A patty or burger (in British English) is a flattened, usually round, serving of ground meat and/or legumes, grains, vegetables, or meat alternatives. Patties are found in multiple cuisines throughout the world.
In British and American English, minced meat that is formed into a disc is called a burger, whether it is in a bread roll or not. The word “patty” is also used in American English but almost unknown in British English.
The ingredients are compacted and shaped, usually cooked, and served in various ways. Some foods termed "patties" use ingredients inside a pastry crust that is then baked or fried. Some patties are breaded, then baked or fried.
In London, since the late 1980s, the Jamaican patty, similar to the Cornish pastie, is a common food item.
The term originated in the 17th century as an English alteration of the French word pâté. According to the OED, it is related to the word pasty, which is various ingredients encased in pastry.
The term "patty" is used in many varieties of English, but less frequently in Britain and Ireland than in the United States. Merriam-Webster defines it as "a small flat cake of chopped food", Cambridge as "pieces of food, especially meat, formed into a thin, circular shape and then usually cooked". In some countries, patties may be called "discs."
Similar-shaped cakes not made from ground beef may also be called "burgers": "fish burgers" may be made from reshaped mechanically separated meat. Patties made from chicken meat may be called chicken patties.
Veggie burger patties are made without meat and instead use legumes, grains, other mixed vegetables, and/or soy products such as tofu or tempeh or seitan, a product made of wheat gluten, often mixed with a binding agent.
Patties can be breaded and deep-fried, producing croquettes such as crab cakes.
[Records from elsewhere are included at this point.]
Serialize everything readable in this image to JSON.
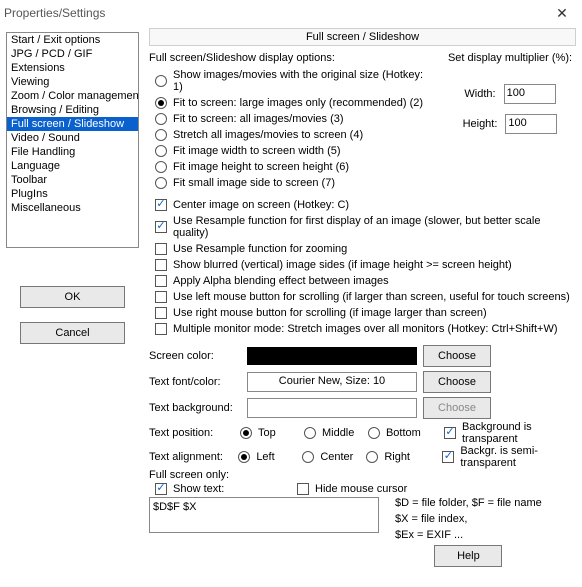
{
  "title": "Properties/Settings",
  "categories": [
    "Start / Exit options",
    "JPG / PCD / GIF",
    "Extensions",
    "Viewing",
    "Zoom / Color management",
    "Browsing / Editing",
    "Full screen / Slideshow",
    "Video / Sound",
    "File Handling",
    "Language",
    "Toolbar",
    "PlugIns",
    "Miscellaneous"
  ],
  "ok_label": "OK",
  "cancel_label": "Cancel",
  "header": "Full screen / Slideshow",
  "display_options_label": "Full screen/Slideshow display options:",
  "radios": {
    "r1": "Show images/movies with the original size (Hotkey: 1)",
    "r2": "Fit to screen: large images only (recommended) (2)",
    "r3": "Fit to screen: all images/movies (3)",
    "r4": "Stretch all images/movies to screen (4)",
    "r5": "Fit image width to screen width (5)",
    "r6": "Fit image height to screen height (6)",
    "r7": "Fit small image side to screen (7)"
  },
  "multiplier": {
    "label": "Set display multiplier (%):",
    "width_label": "Width:",
    "height_label": "Height:",
    "width": "100",
    "height": "100"
  },
  "checks": {
    "center": "Center image on screen (Hotkey: C)",
    "resample_first": "Use Resample function for first display of an image (slower, but better scale quality)",
    "resample_zoom": "Use Resample function for zooming",
    "blurred": "Show blurred (vertical) image sides (if image height >= screen height)",
    "alpha": "Apply Alpha blending effect between images",
    "lmouse": "Use left mouse button for scrolling (if larger than screen, useful for touch screens)",
    "rmouse": "Use right mouse button for scrolling (if image larger than screen)",
    "multimon": "Multiple monitor mode: Stretch images over all monitors (Hotkey: Ctrl+Shift+W)",
    "bg_trans": "Background is transparent",
    "bg_semi": "Backgr. is semi-transparent",
    "show_text": "Show text:",
    "hide_cursor": "Hide mouse cursor"
  },
  "rows": {
    "screen_color": "Screen color:",
    "font_color": "Text font/color:",
    "font_value": "Courier New, Size: 10",
    "text_bg": "Text background:",
    "choose": "Choose",
    "text_pos": "Text position:",
    "text_align": "Text alignment:",
    "full_only": "Full screen only:",
    "top": "Top",
    "middle": "Middle",
    "bottom": "Bottom",
    "left": "Left",
    "center": "Center",
    "right": "Right"
  },
  "textarea_value": "$D$F $X",
  "legend1": "$D = file folder, $F = file name",
  "legend2": "$X = file index,",
  "legend3": "$Ex = EXIF ...",
  "help": "Help"
}
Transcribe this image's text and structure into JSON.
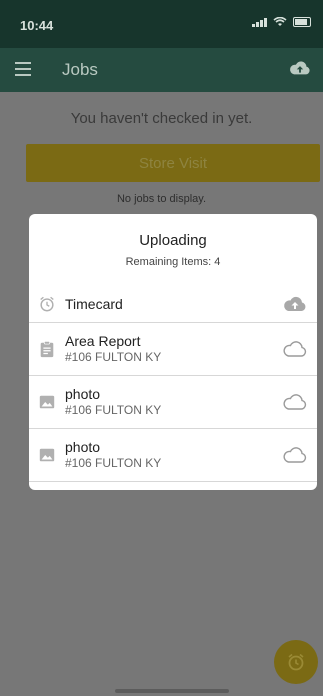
{
  "status_bar": {
    "time": "10:44"
  },
  "app_bar": {
    "title": "Jobs",
    "menu_icon": "hamburger-icon",
    "upload_icon": "cloud-upload-icon"
  },
  "main": {
    "checkin_message": "You haven't checked in yet.",
    "store_visit_label": "Store Visit",
    "empty_message": "No jobs to display.",
    "fab_icon": "alarm-clock-icon"
  },
  "modal": {
    "title": "Uploading",
    "subtitle": "Remaining Items: 4",
    "items": [
      {
        "name": "Timecard",
        "location": "",
        "icon": "alarm-clock-icon",
        "status_icon": "cloud-upload-filled-icon"
      },
      {
        "name": "Area Report",
        "location": "#106 FULTON KY",
        "icon": "clipboard-icon",
        "status_icon": "cloud-outline-icon"
      },
      {
        "name": "photo",
        "location": "#106 FULTON KY",
        "icon": "image-icon",
        "status_icon": "cloud-outline-icon"
      },
      {
        "name": "photo",
        "location": "#106 FULTON KY",
        "icon": "image-icon",
        "status_icon": "cloud-outline-icon"
      }
    ]
  },
  "colors": {
    "app_bar": "#254b40",
    "accent_yellow": "#7b6a14",
    "overlay_gray": "#777777",
    "modal_bg": "#ffffff"
  }
}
In Ireland, traditional chippers often serve batter burgers (a beef-based patty dipped in batter and deep fried). A batter burger served as a sandwich is called a wurly burger, and is believed to have been invented by the Mona Lisa chipper in Crumlin, Dublin. In Japan the Korokke is an example. Rissoles are meat (typically beef), or fish and other ingredients, coated in breadcrumbs or less frequently battered, and deep-fried; they are found in various European cuisines.
Patties can be treated as a cutlet and eaten with a knife and fork in dishes like Salisbury steak, the German Hamburg steak, or the Serbo-Croatian pljeskavica, or with chopsticks in dishes such as Songjeong tteok-galbi. Other examples include the Russian Pozharsky cutlet.
Aloo tikki is a potato patty that originated in the Indian subcontinent. A related dish is ragda pattice, which covers the potato patty in a gravy.
An arepa is a dish of maize and other ingredients shaped into a patty and griddled; it has been eaten in parts of Central and South American since pre-Columbian times.
Gefilte fish is often served as a quenelle, a patty shaped into a flattened egg.
Patties are often served as sandwiches, typically in buns, making a type of sandwich called a "burger", or a hamburger if the patty is made from ground beef, or sometimes between slices of bread. An American patty melt is a ground beef patty topped with melted cheese (typically Swiss) served on toasted bread, typically rye.
In Ireland, traditional chippers often serve sandwiches called spice burgers. The spice burger is made to a specific recipe developed in the early 1950s by pork butcher Maurice Walsh, and later manufactured and sold by Walsh Family Foods Limited and then Keystone Foods.
In Japan and Korea, a ground beef patty is sometimes served as a sandwich on a "bun" made of compressed rice; the sandwich is called a rice burger.
Some patties, like steak tartare and Middle Eastern kibbeh nayeh, are served raw.
Patties can be encased in pastry and baked or fried, producing turnovers such as Cornish pasties. A Jamaican patty is cooked, spiced ground beef sealed inside a pastry crust and baked.
Commercially produced patties are machine-formed.
With mass-produced patties, it is not uncommon to find them with seemingly abnormal shapes or a bumpy perimeter. These groove-like bumps are caused by the machine that forms the patties. They are used in production to keep the patties in line, so they will not fall off the assembly line, and can be manipulated by the various machines. In other boxed patties, small punctures can be seen in the top and bottom sides of the patty. These punctures are there for similar reasons.